▶ **ASSIGNMENT**:
The records below must be retyped exactly.

▶ **EXERCISE DATA**:
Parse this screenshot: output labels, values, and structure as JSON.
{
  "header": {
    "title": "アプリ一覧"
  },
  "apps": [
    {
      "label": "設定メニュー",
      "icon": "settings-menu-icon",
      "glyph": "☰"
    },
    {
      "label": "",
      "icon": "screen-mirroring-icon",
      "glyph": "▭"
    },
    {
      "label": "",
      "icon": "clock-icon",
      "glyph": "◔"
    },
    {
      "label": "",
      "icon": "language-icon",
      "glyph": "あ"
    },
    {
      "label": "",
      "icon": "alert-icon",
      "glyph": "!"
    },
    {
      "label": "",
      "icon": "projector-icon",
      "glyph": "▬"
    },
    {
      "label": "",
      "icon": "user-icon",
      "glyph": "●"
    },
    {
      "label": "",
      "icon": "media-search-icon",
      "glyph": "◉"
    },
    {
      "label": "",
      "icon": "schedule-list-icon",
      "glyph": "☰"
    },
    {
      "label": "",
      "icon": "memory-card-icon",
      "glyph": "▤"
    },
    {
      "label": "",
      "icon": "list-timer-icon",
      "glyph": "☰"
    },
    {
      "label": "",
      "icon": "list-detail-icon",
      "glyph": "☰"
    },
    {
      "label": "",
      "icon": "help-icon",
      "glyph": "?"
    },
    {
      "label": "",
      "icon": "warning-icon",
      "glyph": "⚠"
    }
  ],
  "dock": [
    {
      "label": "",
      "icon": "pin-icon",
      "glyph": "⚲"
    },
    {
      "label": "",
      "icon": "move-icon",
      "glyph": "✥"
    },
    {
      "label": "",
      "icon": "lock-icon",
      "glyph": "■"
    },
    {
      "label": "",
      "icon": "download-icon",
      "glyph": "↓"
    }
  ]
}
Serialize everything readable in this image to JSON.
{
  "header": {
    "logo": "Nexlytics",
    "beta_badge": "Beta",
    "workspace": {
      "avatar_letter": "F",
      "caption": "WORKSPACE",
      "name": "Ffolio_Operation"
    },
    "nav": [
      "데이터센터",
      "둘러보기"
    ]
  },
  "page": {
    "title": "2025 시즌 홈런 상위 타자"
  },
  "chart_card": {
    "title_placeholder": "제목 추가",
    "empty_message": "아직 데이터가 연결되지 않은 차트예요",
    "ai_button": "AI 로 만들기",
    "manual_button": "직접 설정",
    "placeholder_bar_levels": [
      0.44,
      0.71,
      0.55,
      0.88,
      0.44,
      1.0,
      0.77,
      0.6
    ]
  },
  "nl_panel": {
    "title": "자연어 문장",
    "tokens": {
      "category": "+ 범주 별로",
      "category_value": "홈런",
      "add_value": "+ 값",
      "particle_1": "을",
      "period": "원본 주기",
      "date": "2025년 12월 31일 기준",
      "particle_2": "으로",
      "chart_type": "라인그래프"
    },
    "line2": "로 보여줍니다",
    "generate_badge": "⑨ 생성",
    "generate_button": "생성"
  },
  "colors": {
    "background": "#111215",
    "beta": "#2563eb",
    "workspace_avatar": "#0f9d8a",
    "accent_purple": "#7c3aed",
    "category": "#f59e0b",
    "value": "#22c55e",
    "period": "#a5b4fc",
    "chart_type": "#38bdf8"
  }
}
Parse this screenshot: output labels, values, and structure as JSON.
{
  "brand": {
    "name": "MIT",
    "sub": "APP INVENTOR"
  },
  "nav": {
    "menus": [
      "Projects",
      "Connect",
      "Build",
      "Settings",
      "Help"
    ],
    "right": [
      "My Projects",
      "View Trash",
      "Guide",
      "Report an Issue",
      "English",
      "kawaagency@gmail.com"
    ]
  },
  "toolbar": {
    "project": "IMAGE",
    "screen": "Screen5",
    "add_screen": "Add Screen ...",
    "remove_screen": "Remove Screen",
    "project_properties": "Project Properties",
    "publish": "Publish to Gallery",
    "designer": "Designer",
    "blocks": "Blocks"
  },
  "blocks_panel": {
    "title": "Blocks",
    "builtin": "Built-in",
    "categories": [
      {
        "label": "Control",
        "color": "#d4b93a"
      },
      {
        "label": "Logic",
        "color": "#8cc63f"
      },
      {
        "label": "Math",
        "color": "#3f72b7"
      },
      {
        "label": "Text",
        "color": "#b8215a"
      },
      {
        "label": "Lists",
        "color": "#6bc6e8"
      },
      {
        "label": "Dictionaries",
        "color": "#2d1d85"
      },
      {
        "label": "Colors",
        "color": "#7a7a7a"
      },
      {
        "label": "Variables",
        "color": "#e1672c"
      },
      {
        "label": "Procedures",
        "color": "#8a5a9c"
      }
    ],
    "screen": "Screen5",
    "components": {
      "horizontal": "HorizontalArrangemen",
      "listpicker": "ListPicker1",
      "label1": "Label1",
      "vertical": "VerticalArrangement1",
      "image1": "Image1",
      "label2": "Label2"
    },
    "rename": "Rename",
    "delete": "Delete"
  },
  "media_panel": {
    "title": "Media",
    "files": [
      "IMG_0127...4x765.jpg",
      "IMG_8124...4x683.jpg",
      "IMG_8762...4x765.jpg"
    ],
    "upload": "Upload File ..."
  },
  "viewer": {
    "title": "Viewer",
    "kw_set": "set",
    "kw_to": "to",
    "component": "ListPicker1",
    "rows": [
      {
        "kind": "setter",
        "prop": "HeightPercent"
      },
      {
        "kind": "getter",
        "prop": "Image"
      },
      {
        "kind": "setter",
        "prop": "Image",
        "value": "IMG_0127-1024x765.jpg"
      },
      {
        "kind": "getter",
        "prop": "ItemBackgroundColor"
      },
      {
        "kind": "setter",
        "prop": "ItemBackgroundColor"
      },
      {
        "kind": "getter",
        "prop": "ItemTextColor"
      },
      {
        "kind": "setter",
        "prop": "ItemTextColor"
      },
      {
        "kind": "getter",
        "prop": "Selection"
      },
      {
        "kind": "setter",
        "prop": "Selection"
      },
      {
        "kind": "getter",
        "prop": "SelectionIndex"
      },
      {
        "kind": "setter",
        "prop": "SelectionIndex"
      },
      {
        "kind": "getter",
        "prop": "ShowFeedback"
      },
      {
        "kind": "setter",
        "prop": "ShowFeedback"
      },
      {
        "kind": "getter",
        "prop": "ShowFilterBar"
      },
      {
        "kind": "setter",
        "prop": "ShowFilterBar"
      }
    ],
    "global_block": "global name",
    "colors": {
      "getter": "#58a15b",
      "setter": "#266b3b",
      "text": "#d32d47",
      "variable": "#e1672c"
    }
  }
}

▶ **RESPONSE BELOW**:
Parse this screenshot: output labels, values, and structure as JSON.
{
  "header": {
    "title": "アプリ一覧"
  },
  "apps": [
    {
      "label": "設定メニュー",
      "icon": "settings-menu-icon",
      "glyph": "☰"
    },
    {
      "label": "",
      "icon": "screen-mirroring-icon",
      "glyph": "▭"
    },
    {
      "label": "",
      "icon": "clock-icon",
      "glyph": "◔"
    },
    {
      "label": "",
      "icon": "language-icon",
      "glyph": "あ"
    },
    {
      "label": "",
      "icon": "alert-icon",
      "glyph": "!"
    },
    {
      "label": "",
      "icon": "projector-icon",
      "glyph": "▬"
    },
    {
      "label": "",
      "icon": "user-icon",
      "glyph": "●"
    },
    {
      "label": "",
      "icon": "media-search-icon",
      "glyph": "◉"
    },
    {
      "label": "",
      "icon": "schedule-list-icon",
      "glyph": "☰"
    },
    {
      "label": "",
      "icon": "memory-card-icon",
      "glyph": "▤"
    },
    {
      "label": "",
      "icon": "list-timer-icon",
      "glyph": "☰"
    },
    {
      "label": "",
      "icon": "list-detail-icon",
      "glyph": "☰"
    },
    {
      "label": "",
      "icon": "help-icon",
      "glyph": "?"
    },
    {
      "label": "",
      "icon": "warning-icon",
      "glyph": "⚠"
    }
  ],
  "dock": [
    {
      "label": "",
      "icon": "pin-icon",
      "glyph": "⚲"
    },
    {
      "label": "",
      "icon": "move-icon",
      "glyph": "✥"
    },
    {
      "label": "",
      "icon": "lock-icon",
      "glyph": "■"
    },
    {
      "label": "",
      "icon": "download-icon",
      "glyph": "↓"
    }
  ]
}
Serialize everything readable in this image to JSON.
{
  "header": {
    "logo": "Nexlytics",
    "beta_badge": "Beta",
    "workspace": {
      "avatar_letter": "F",
      "caption": "WORKSPACE",
      "name": "Ffolio_Operation"
    },
    "nav": [
      "데이터센터",
      "둘러보기"
    ]
  },
  "page": {
    "title": "2025 시즌 홈런 상위 타자"
  },
  "chart_card": {
    "title_placeholder": "제목 추가",
    "empty_message": "아직 데이터가 연결되지 않은 차트예요",
    "ai_button": "AI 로 만들기",
    "manual_button": "직접 설정",
    "placeholder_bar_levels": [
      0.44,
      0.71,
      0.55,
      0.88,
      0.44,
      1.0,
      0.77,
      0.6
    ]
  },
  "nl_panel": {
    "title": "자연어 문장",
    "tokens": {
      "category": "+ 범주 별로",
      "category_value": "홈런",
      "add_value": "+ 값",
      "particle_1": "을",
      "period": "원본 주기",
      "date": "2025년 12월 31일 기준",
      "particle_2": "으로",
      "chart_type": "라인그래프"
    },
    "line2": "로 보여줍니다",
    "generate_badge": "⑨ 생성",
    "generate_button": "생성"
  },
  "colors": {
    "background": "#111215",
    "beta": "#2563eb",
    "workspace_avatar": "#0f9d8a",
    "accent_purple": "#7c3aed",
    "category": "#f59e0b",
    "value": "#22c55e",
    "period": "#a5b4fc",
    "chart_type": "#38bdf8"
  }
}
Parse this screenshot: output labels, values, and structure as JSON.
{
  "brand": {
    "name": "MIT",
    "sub": "APP INVENTOR"
  },
  "nav": {
    "menus": [
      "Projects",
      "Connect",
      "Build",
      "Settings",
      "Help"
    ],
    "right": [
      "My Projects",
      "View Trash",
      "Guide",
      "Report an Issue",
      "English",
      "kawaagency@gmail.com"
    ]
  },
  "toolbar": {
    "project": "IMAGE",
    "screen": "Screen5",
    "add_screen": "Add Screen ...",
    "remove_screen": "Remove Screen",
    "project_properties": "Project Properties",
    "publish": "Publish to Gallery",
    "designer": "Designer",
    "blocks": "Blocks"
  },
  "blocks_panel": {
    "title": "Blocks",
    "builtin": "Built-in",
    "categories": [
      {
        "label": "Control",
        "color": "#d4b93a"
      },
      {
        "label": "Logic",
        "color": "#8cc63f"
      },
      {
        "label": "Math",
        "color": "#3f72b7"
      },
      {
        "label": "Text",
        "color": "#b8215a"
      },
      {
        "label": "Lists",
        "color": "#6bc6e8"
      },
      {
        "label": "Dictionaries",
        "color": "#2d1d85"
      },
      {
        "label": "Colors",
        "color": "#7a7a7a"
      },
      {
        "label": "Variables",
        "color": "#e1672c"
      },
      {
        "label": "Procedures",
        "color": "#8a5a9c"
      }
    ],
    "screen": "Screen5",
    "components": {
      "horizontal": "HorizontalArrangemen",
      "listpicker": "ListPicker1",
      "label1": "Label1",
      "vertical": "VerticalArrangement1",
      "image1": "Image1",
      "label2": "Label2"
    },
    "rename": "Rename",
    "delete": "Delete"
  },
  "media_panel": {
    "title": "Media",
    "files": [
      "IMG_0127...4x765.jpg",
      "IMG_8124...4x683.jpg",
      "IMG_8762...4x765.jpg"
    ],
    "upload": "Upload File ..."
  },
  "viewer": {
    "title": "Viewer",
    "kw_set": "set",
    "kw_to": "to",
    "component": "ListPicker1",
    "rows": [
      {
        "kind": "setter",
        "prop": "HeightPercent"
      },
      {
        "kind": "getter",
        "prop": "Image"
      },
      {
        "kind": "setter",
        "prop": "Image",
        "value": "IMG_0127-1024x765.jpg"
      },
      {
        "kind": "getter",
        "prop": "ItemBackgroundColor"
      },
      {
        "kind": "setter",
        "prop": "ItemBackgroundColor"
      },
      {
        "kind": "getter",
        "prop": "ItemTextColor"
      },
      {
        "kind": "setter",
        "prop": "ItemTextColor"
      },
      {
        "kind": "getter",
        "prop": "Selection"
      },
      {
        "kind": "setter",
        "prop": "Selection"
      },
      {
        "kind": "getter",
        "prop": "SelectionIndex"
      },
      {
        "kind": "setter",
        "prop": "SelectionIndex"
      },
      {
        "kind": "getter",
        "prop": "ShowFeedback"
      },
      {
        "kind": "setter",
        "prop": "ShowFeedback"
      },
      {
        "kind": "getter",
        "prop": "ShowFilterBar"
      },
      {
        "kind": "setter",
        "prop": "ShowFilterBar"
      }
    ],
    "global_block": "global name",
    "colors": {
      "getter": "#58a15b",
      "setter": "#266b3b",
      "text": "#d32d47",
      "variable": "#e1672c"
    }
  }
}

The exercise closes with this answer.